What to produce:
Go through the records below and return each line that has "true" in it.
==== Data supplied
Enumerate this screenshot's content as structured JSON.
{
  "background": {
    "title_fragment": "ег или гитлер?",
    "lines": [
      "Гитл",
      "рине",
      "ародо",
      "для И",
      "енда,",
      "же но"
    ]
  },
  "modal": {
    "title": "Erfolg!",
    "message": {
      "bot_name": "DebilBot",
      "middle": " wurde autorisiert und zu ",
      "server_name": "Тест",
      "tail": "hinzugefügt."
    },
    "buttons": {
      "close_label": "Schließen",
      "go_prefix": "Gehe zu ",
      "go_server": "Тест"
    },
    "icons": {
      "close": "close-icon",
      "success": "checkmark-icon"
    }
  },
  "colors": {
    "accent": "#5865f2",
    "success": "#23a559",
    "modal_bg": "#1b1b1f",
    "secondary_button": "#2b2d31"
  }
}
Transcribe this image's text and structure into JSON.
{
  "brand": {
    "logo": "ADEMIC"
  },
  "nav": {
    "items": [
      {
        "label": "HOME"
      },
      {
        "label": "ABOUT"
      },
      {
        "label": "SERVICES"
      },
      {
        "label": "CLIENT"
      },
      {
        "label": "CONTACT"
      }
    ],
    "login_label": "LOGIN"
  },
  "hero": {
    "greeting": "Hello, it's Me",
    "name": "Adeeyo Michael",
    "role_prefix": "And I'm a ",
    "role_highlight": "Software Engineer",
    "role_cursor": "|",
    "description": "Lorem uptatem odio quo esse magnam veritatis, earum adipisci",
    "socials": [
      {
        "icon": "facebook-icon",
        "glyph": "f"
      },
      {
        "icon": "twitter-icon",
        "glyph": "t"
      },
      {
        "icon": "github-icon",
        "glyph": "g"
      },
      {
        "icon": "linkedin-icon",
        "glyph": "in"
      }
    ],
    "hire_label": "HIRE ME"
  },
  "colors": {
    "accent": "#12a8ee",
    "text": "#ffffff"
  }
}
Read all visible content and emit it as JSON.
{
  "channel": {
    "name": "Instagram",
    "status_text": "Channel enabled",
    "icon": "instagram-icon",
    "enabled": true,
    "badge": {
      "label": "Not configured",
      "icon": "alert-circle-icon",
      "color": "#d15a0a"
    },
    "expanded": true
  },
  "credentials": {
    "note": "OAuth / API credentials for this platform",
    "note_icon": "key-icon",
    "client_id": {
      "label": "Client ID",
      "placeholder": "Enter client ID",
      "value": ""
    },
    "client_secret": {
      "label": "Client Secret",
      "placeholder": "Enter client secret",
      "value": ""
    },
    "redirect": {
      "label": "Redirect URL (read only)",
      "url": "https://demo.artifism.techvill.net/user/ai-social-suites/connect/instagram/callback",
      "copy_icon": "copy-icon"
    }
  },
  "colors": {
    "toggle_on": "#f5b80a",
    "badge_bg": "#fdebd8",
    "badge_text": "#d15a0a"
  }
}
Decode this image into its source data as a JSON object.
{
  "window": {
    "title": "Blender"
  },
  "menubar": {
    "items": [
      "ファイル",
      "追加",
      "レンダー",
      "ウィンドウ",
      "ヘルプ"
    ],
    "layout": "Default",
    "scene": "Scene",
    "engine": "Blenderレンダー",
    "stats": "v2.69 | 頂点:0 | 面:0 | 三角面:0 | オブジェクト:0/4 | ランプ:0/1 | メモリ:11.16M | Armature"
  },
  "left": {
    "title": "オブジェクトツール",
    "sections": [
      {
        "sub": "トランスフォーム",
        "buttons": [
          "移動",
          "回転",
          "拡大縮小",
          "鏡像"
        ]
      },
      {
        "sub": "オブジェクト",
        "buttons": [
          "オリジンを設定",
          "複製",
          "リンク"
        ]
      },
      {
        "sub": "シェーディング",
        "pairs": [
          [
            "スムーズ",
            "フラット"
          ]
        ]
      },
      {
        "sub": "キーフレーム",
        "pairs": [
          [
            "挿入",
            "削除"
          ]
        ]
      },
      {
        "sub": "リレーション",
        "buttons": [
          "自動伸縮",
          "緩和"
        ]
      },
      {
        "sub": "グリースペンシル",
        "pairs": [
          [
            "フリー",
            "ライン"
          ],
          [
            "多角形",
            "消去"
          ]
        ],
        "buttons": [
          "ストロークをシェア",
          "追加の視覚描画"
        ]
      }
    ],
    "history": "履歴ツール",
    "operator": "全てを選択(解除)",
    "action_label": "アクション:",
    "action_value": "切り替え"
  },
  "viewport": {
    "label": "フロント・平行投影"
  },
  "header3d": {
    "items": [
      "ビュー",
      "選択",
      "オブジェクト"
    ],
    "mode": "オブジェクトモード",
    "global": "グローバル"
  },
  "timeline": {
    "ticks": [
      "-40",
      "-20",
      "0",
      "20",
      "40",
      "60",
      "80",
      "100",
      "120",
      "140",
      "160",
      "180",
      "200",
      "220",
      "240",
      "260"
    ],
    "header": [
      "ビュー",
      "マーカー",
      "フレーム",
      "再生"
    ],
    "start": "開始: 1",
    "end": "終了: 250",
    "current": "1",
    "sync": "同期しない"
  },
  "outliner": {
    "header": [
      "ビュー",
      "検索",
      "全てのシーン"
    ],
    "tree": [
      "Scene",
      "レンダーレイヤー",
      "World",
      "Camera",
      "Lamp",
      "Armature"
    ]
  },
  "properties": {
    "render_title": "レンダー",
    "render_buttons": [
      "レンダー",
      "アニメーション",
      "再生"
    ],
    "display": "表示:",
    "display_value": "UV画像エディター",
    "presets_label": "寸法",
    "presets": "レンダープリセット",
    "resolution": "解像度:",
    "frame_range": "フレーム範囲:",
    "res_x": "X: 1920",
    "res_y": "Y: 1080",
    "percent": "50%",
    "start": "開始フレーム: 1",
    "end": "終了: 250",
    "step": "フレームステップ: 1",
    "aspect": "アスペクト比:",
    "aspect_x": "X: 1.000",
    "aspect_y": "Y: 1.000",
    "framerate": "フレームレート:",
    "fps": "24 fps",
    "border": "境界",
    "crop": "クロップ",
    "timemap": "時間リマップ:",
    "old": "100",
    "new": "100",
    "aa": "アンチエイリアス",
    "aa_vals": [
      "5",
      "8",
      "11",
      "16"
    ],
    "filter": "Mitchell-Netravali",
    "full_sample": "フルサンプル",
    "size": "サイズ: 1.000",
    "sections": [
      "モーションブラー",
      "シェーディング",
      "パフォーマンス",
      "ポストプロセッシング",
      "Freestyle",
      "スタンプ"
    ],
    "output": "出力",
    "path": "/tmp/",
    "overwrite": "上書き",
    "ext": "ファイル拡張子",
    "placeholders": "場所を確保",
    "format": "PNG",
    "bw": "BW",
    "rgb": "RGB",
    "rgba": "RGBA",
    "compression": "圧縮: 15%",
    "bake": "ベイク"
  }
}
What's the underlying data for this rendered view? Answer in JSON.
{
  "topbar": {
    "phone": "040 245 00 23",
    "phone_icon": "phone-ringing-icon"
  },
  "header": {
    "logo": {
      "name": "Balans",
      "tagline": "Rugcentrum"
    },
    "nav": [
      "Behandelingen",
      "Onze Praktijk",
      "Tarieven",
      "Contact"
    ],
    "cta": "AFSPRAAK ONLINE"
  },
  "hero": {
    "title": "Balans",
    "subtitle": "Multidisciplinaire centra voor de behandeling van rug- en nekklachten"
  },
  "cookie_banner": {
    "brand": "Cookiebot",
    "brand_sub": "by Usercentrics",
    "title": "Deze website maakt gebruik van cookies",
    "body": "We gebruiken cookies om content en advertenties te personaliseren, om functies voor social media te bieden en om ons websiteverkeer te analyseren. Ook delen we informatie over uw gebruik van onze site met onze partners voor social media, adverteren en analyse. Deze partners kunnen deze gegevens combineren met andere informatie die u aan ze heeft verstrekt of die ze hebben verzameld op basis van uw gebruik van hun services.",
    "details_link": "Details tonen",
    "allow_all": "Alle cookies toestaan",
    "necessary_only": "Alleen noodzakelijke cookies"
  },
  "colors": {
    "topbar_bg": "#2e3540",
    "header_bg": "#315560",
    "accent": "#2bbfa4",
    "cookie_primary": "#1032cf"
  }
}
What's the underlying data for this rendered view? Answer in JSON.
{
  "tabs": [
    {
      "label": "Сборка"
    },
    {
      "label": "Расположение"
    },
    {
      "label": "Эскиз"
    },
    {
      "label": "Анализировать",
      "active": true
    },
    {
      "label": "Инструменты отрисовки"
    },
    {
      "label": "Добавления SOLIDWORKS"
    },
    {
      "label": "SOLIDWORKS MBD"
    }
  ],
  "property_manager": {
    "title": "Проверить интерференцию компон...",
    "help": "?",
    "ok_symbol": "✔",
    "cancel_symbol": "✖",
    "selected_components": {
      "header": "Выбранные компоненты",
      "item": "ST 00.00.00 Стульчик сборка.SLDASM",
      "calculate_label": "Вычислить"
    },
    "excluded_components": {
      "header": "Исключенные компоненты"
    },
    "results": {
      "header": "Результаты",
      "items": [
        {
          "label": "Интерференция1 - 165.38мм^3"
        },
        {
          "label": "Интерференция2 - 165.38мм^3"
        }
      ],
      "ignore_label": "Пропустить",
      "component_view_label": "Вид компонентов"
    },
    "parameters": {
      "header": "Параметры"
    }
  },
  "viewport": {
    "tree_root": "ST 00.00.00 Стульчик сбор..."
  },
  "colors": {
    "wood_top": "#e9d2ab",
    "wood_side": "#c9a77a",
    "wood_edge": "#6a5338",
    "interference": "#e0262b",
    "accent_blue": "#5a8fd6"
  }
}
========
Result for this task:
    "enabled": true,
    "expanded": true
      "active": true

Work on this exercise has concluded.